[Opening RECORDS FOR THIS TASK section]
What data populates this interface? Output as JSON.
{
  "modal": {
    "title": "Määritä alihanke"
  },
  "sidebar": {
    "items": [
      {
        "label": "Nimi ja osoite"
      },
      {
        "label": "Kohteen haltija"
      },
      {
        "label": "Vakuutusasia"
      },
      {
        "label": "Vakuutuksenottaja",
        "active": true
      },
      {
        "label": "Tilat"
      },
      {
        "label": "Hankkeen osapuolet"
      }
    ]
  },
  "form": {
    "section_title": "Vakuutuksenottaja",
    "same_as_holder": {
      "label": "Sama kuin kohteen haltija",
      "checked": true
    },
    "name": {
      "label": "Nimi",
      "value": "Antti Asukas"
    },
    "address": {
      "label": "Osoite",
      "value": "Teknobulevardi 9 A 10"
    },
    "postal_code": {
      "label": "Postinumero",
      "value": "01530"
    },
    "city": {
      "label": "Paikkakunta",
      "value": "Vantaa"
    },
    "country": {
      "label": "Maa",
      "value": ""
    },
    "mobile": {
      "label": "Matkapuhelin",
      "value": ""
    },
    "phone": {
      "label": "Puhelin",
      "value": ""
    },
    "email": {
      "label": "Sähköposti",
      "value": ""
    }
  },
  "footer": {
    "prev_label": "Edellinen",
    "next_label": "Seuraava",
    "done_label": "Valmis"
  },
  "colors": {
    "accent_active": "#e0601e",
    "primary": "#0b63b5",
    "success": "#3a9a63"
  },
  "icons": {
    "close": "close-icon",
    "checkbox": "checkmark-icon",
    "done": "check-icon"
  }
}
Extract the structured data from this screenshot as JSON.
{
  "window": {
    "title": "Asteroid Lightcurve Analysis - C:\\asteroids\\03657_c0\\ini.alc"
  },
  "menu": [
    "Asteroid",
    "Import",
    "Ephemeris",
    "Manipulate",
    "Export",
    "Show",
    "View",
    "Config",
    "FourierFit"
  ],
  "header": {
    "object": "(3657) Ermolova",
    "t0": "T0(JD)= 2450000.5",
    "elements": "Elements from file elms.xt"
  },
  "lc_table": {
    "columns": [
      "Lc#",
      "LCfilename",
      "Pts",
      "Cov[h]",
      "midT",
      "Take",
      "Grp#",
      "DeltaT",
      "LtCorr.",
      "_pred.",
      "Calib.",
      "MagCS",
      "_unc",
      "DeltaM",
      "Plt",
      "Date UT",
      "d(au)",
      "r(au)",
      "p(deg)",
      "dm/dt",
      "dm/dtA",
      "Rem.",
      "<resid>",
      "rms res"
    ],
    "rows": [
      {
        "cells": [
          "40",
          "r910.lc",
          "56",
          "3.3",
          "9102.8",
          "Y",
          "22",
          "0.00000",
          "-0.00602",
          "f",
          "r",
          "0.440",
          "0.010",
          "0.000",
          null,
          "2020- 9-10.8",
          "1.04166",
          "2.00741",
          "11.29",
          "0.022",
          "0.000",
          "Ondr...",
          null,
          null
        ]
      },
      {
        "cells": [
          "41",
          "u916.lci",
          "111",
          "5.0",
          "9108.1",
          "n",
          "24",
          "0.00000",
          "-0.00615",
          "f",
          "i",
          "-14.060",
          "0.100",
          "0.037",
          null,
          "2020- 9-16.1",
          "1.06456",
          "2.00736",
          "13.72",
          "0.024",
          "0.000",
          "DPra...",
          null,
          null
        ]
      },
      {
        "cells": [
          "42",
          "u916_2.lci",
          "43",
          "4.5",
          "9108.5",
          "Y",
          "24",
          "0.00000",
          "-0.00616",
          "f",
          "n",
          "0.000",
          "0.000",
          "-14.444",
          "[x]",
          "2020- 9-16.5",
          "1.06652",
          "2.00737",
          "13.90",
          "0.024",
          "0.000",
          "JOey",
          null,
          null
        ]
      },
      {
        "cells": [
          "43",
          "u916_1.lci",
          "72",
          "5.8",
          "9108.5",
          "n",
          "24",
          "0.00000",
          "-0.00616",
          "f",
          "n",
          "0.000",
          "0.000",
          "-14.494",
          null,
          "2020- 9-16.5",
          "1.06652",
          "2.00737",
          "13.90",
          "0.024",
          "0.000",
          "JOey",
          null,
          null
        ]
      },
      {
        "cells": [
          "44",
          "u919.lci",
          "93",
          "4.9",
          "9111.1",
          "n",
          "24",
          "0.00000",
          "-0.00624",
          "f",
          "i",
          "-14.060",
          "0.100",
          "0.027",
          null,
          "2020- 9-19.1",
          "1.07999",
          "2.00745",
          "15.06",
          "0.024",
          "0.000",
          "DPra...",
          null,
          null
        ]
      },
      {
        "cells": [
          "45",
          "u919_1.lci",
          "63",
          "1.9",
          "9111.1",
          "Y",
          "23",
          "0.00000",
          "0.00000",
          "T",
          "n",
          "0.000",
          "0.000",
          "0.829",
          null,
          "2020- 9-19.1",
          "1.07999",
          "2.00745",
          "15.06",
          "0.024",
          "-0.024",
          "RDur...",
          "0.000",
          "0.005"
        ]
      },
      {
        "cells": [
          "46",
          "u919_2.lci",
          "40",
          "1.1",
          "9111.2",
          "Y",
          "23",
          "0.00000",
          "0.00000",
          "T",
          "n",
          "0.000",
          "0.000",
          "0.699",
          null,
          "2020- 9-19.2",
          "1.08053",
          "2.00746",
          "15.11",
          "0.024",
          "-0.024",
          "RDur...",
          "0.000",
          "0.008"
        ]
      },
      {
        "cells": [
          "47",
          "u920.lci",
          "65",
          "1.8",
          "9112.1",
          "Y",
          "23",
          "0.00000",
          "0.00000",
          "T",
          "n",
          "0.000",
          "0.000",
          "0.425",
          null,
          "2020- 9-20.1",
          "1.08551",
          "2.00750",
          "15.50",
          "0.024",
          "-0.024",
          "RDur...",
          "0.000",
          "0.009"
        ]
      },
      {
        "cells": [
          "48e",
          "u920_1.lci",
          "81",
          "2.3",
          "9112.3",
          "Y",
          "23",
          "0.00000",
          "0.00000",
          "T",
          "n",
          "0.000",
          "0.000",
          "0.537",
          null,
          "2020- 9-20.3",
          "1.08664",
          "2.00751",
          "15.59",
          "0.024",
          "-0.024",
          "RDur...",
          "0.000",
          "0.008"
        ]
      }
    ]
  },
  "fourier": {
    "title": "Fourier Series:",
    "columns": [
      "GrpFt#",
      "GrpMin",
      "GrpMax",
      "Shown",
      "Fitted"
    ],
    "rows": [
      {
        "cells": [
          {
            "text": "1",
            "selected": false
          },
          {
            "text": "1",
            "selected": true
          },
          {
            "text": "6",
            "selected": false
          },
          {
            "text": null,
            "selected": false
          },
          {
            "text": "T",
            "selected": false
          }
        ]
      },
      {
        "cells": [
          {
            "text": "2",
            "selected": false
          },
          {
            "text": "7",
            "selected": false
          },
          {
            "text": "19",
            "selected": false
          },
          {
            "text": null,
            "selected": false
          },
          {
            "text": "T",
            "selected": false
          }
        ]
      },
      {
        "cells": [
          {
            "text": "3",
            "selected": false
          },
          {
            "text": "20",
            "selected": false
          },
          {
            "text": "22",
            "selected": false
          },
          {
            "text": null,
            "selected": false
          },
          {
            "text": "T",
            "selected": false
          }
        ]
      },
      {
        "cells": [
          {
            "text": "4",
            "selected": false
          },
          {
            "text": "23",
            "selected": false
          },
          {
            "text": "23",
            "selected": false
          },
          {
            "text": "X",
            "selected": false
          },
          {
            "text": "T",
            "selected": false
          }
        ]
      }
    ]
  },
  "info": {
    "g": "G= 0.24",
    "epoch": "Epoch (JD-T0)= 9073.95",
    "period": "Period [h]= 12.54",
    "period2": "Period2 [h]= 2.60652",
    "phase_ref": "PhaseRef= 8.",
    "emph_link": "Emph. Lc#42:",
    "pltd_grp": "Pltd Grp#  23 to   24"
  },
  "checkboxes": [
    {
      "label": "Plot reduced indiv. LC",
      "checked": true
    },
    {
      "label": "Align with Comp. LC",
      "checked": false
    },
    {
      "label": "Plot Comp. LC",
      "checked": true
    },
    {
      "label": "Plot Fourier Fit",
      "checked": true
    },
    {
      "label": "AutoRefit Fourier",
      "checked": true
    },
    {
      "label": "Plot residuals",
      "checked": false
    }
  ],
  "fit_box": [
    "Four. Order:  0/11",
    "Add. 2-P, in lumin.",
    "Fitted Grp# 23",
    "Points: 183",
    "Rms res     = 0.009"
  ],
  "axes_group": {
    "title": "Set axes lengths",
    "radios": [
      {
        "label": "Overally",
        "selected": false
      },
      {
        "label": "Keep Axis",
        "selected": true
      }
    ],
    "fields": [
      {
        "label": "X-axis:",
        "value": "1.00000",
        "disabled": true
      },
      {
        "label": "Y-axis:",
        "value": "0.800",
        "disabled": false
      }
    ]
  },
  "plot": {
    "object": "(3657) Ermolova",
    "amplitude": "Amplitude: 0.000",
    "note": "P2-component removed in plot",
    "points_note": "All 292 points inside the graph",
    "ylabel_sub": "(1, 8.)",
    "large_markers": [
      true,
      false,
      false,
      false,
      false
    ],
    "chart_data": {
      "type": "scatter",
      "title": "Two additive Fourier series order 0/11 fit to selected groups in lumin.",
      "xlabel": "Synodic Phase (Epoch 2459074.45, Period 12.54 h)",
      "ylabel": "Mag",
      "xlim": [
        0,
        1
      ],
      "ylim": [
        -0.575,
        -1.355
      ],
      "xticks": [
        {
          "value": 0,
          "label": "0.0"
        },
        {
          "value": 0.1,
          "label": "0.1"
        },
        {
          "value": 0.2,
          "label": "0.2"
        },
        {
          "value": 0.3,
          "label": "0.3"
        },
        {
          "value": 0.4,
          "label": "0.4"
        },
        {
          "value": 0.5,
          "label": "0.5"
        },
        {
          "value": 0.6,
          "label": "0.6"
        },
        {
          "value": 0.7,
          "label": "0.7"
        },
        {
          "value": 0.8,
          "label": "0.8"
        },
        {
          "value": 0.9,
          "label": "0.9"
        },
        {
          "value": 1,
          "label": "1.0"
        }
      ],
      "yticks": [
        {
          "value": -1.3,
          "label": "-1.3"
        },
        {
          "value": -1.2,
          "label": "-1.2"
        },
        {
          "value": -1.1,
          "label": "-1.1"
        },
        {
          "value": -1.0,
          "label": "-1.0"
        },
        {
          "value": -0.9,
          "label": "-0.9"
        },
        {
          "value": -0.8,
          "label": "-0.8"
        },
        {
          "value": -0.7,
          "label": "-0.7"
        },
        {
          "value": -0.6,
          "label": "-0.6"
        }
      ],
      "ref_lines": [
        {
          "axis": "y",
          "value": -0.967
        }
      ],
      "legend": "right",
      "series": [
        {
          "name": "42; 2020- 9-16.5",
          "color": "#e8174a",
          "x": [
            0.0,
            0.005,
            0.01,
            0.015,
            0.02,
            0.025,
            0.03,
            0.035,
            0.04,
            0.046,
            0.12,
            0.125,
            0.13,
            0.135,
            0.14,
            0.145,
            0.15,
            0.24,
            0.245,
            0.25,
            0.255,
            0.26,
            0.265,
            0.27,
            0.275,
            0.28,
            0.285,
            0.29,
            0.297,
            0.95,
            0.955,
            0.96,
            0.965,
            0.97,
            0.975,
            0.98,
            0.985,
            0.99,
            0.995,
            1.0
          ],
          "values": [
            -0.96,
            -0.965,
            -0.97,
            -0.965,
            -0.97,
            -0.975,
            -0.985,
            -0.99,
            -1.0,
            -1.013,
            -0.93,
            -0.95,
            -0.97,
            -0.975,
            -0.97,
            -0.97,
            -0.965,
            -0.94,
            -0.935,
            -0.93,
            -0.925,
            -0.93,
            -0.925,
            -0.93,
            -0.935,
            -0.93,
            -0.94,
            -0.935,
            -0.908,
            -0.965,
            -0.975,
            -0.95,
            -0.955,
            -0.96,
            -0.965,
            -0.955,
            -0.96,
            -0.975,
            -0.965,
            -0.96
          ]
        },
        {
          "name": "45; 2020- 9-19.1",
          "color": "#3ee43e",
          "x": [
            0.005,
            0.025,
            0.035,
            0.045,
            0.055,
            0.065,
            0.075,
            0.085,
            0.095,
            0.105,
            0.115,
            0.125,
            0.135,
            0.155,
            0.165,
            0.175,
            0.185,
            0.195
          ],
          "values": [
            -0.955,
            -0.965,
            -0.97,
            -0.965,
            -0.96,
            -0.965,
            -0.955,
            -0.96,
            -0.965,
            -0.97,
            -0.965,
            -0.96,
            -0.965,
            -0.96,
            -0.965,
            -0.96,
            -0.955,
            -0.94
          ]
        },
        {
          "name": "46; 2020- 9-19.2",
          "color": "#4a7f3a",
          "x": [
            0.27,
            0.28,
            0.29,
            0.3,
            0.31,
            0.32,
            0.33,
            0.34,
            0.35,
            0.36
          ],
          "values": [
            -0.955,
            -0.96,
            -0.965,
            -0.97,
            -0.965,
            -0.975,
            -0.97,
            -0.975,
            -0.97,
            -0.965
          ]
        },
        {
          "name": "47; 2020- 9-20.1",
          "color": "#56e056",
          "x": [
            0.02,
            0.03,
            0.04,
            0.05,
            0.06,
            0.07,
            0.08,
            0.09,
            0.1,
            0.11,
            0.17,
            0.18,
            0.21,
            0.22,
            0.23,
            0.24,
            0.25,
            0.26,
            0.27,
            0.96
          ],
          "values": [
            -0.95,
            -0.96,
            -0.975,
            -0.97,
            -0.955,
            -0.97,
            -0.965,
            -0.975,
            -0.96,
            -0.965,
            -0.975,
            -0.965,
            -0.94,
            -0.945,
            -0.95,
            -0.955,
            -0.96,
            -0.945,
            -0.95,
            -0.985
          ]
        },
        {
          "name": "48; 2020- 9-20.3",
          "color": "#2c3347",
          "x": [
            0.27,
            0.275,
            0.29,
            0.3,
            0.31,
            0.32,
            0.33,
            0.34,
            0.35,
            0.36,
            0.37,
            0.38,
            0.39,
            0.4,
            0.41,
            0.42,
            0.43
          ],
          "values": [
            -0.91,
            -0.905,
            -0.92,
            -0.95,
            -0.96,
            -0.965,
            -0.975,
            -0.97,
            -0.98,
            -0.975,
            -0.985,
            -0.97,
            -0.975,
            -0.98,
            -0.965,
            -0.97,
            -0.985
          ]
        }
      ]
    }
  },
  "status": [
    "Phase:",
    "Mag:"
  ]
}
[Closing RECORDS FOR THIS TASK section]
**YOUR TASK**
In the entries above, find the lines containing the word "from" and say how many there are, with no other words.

**SOLUTION FOR THIS EXERCISE**
2